It's an easy position to fall into, when we come up against those with whom we disagree, those who perceive the world differently than we do.  We see only their "not-me-ness" and hastily conclude, "I have no need of thee," not thinking that perhaps the reason for our different perceptions is that we may be the eye, and our neighbor, the ear, perceiving in fundamentally different ways, not because one of us misapprehends the nature of reality, but simply because we have different functions in the body, which "has many members, and all the members of the body, though many, are one body."

Sometimes, perhaps most tragically, we find ourselves so alienated from others' worldview that we are sure that we do not belong to the body, whether it be the body politic or the body of Christ.  Hearing the loud chorus of hands around us excitedly reporting on their tactile sensation, it is easy to conclude that "because I am not a hand, I do not belong to the body," and difficult to frame the impulses received by our retinas in a way that is comprehensible to our neighbors, difficult not to think that we will never feel what seems so natural to our neighbors.

I make these mistakes a lot.  From not-so-subtly bristling at those irritating comments Brother Agitate makes in Sunday School, to leaving church in tears, certain that I will never belong among these people who believe so differently from me, the way I perceive my faith and my God often leave me in need of Paul's reminder, "The eye cannot say to the hand, 'I have no need of thee,' nor again the head to the feet, 'I have no need of thee.'"  Because, in the end, we all are members, not just of a church, but of the body of Christ, who told His disciples to "be one, and if ye are not one ye are not mine" (Doc. & Cov. 38:27).
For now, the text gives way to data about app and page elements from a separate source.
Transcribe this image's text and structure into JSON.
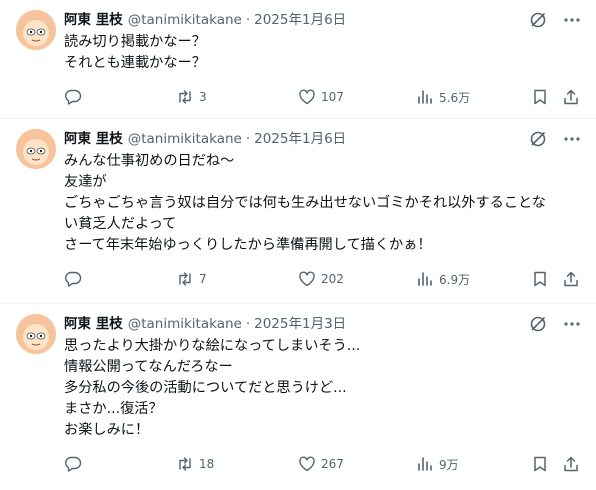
{
  "tweets": [
    {
      "author_name": "阿東 里枝",
      "handle": "@tanimikitakane",
      "separator": "·",
      "date": "2025年1月6日",
      "text": "読み切り掲載かなー？\nそれとも連載かなー？",
      "retweets": "3",
      "likes": "107",
      "views": "5.6万"
    },
    {
      "author_name": "阿東 里枝",
      "handle": "@tanimikitakane",
      "separator": "·",
      "date": "2025年1月6日",
      "text": "みんな仕事初めの日だね〜\n友達が\nごちゃごちゃ言う奴は自分では何も生み出せないゴミかそれ以外することな\nい貧乏人だよって\nさーて年末年始ゆっくりしたから準備再開して描くかぁ！",
      "retweets": "7",
      "likes": "202",
      "views": "6.9万"
    },
    {
      "author_name": "阿東 里枝",
      "handle": "@tanimikitakane",
      "separator": "·",
      "date": "2025年1月3日",
      "text": "思ったより大掛かりな絵になってしまいそう...\n情報公開ってなんだろなー\n多分私の今後の活動についてだと思うけど...\nまさか...復活？\nお楽しみに！",
      "retweets": "18",
      "likes": "267",
      "views": "9万"
    }
  ],
  "icons": {
    "avatar": "avatar-icon",
    "grok": "grok-icon",
    "more": "more-icon",
    "reply": "reply-icon",
    "retweet": "retweet-icon",
    "like": "like-icon",
    "views": "views-icon",
    "bookmark": "bookmark-icon",
    "share": "share-icon"
  },
  "colors": {
    "text": "#0f1419",
    "secondary": "#536471",
    "divider": "#eff3f4",
    "avatar_skin": "#f6c39a"
  }
}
I believe, as I wrote earlier, that there is room for all of us in the fold of God.  There is room for--nay, need for--all of our individual God-given spiritual gifts in building the Kingdom.  It isn't easy to integrate our varying gifts and cacophonous voices into anything resembling harmony, and it's often tempting to stamp out the discordant voices, easy to convince ourselves that unity requires unanimity.  But the radical call of Christian discipleship is to achieve harmony while honoring diversity, to recognize that unity comes, not through conformity, but through charity.

Paul concludes his eloquent discourse by showing the Corinthian saints "a more excellent way" (12:31) to understand the interaction of their spiritual gifts in the body of Christ: have charity, or love, for one another.  For without love, he says, all other spiritual gifts are "nothing" (13:1-3).
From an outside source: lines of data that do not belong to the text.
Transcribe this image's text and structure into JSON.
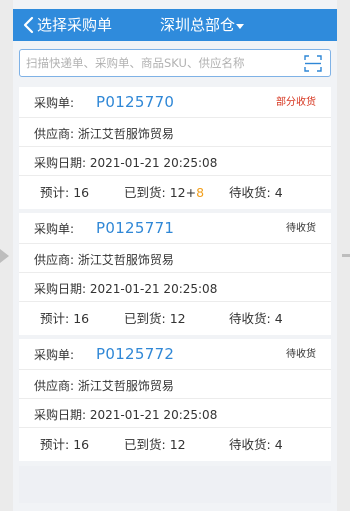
{
  "header": {
    "title": "选择采购单",
    "warehouse": "深圳总部仓"
  },
  "search": {
    "placeholder": "扫描快递单、采购单、商品SKU、供应名称",
    "value": ""
  },
  "labels": {
    "po": "采购单:",
    "supplier": "供应商:",
    "date": "采购日期:",
    "expected": "预计:",
    "received": "已到货:",
    "pending": "待收货:"
  },
  "orders": [
    {
      "po_number": "P0125770",
      "status": "部分收货",
      "supplier": "浙江艾哲服饰贸易",
      "date": "2021-01-21 20:25:08",
      "expected": "16",
      "received": "12",
      "received_extra": "8",
      "pending": "4"
    },
    {
      "po_number": "P0125771",
      "status": "待收货",
      "supplier": "浙江艾哲服饰贸易",
      "date": "2021-01-21 20:25:08",
      "expected": "16",
      "received": "12",
      "pending": "4"
    },
    {
      "po_number": "P0125772",
      "status": "待收货",
      "supplier": "浙江艾哲服饰贸易",
      "date": "2021-01-21 20:25:08",
      "expected": "16",
      "received": "12",
      "pending": "4"
    }
  ],
  "colors": {
    "header_bg": "#2f8bdc",
    "po_number": "#2f87d6",
    "status_partial": "#d6341e",
    "received_extra": "#f2a01e",
    "page_bg": "#f1f3f6"
  },
  "icons": {
    "back": "chevron-left-icon",
    "dropdown": "caret-down-icon",
    "scan": "scan-icon"
  }
}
"Love," Paul says, "is patient and kind; love does not envy or boast; it is not arrogant or rude. It does not insist on its own way; it is not irritable or resentful; it does not rejoice at wrongdoing, but rejoices with the truth. Love bears all things, believes all things, hopes all things, endures all things. Love never ends" (13:4-8).  And the other gifts and talents we cared so much about in this life?  "As for prophecies, they will pass away; as for tongues, they will cease; as for knowledge, it will pass away. For we know in part and we prophesy in part, but when the perfect comes, the partial will pass away" (13:8-10).  Though now our vision is clouded, there will come a time when we will see clearly, and will know one another fully even as we are fully known.
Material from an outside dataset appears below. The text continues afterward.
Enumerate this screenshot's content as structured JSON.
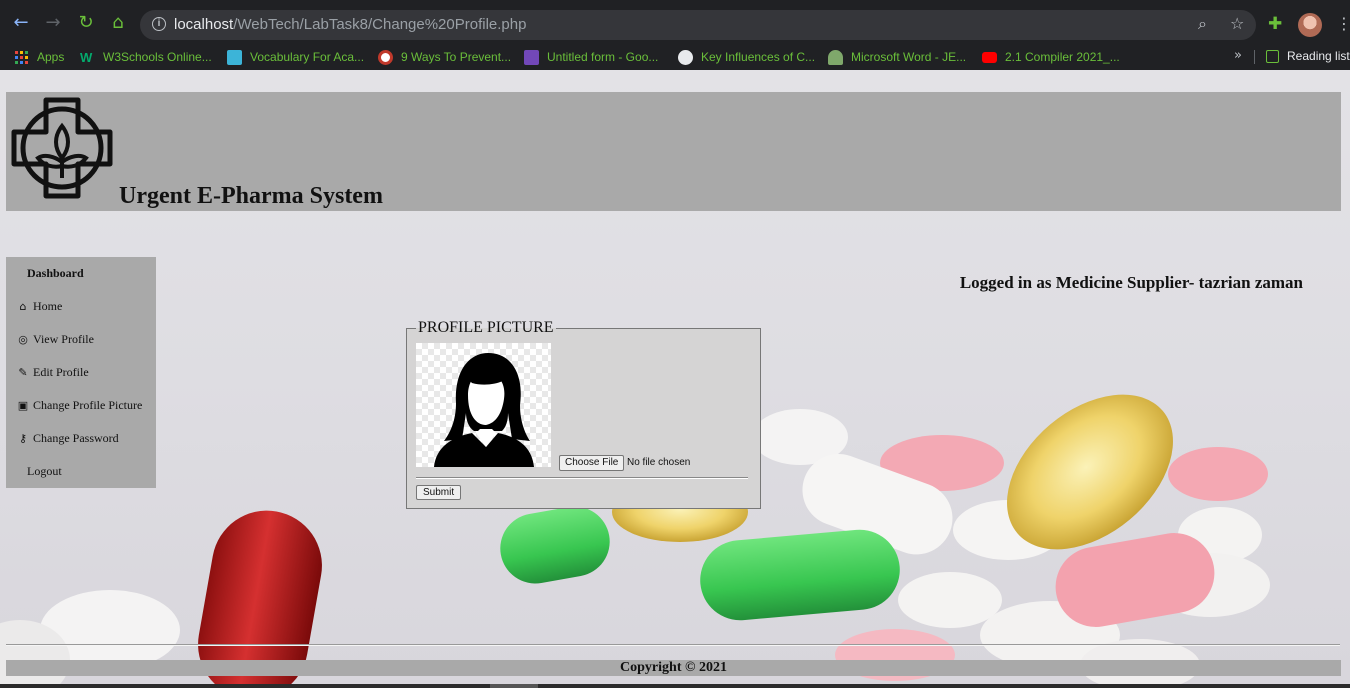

I hope that, when that day comes, when we "put away childish things," that we won't be left with the uncomfortable realization that we've been cutting off our nose to spite our face--or worse, because it had the audacity to be something other than an ear.  I hope that we can learn to draw circles that take others in rather than shutting them out, even when we wonder how we could possibly share the same body with members who are so different from us.  I hope we will have learned, by then, that we all belong to the body of Christ.  And if the "feeble knees" need strengthening and the "hands which hang down" need lifting up (Doc. & Cov. 81:5), we should remember that these are the knees and the hands of the body of Christ, of which we are all members.  For, in the end, when it comes to the body of our Lord, none of us can ever say, "I have no need of thee."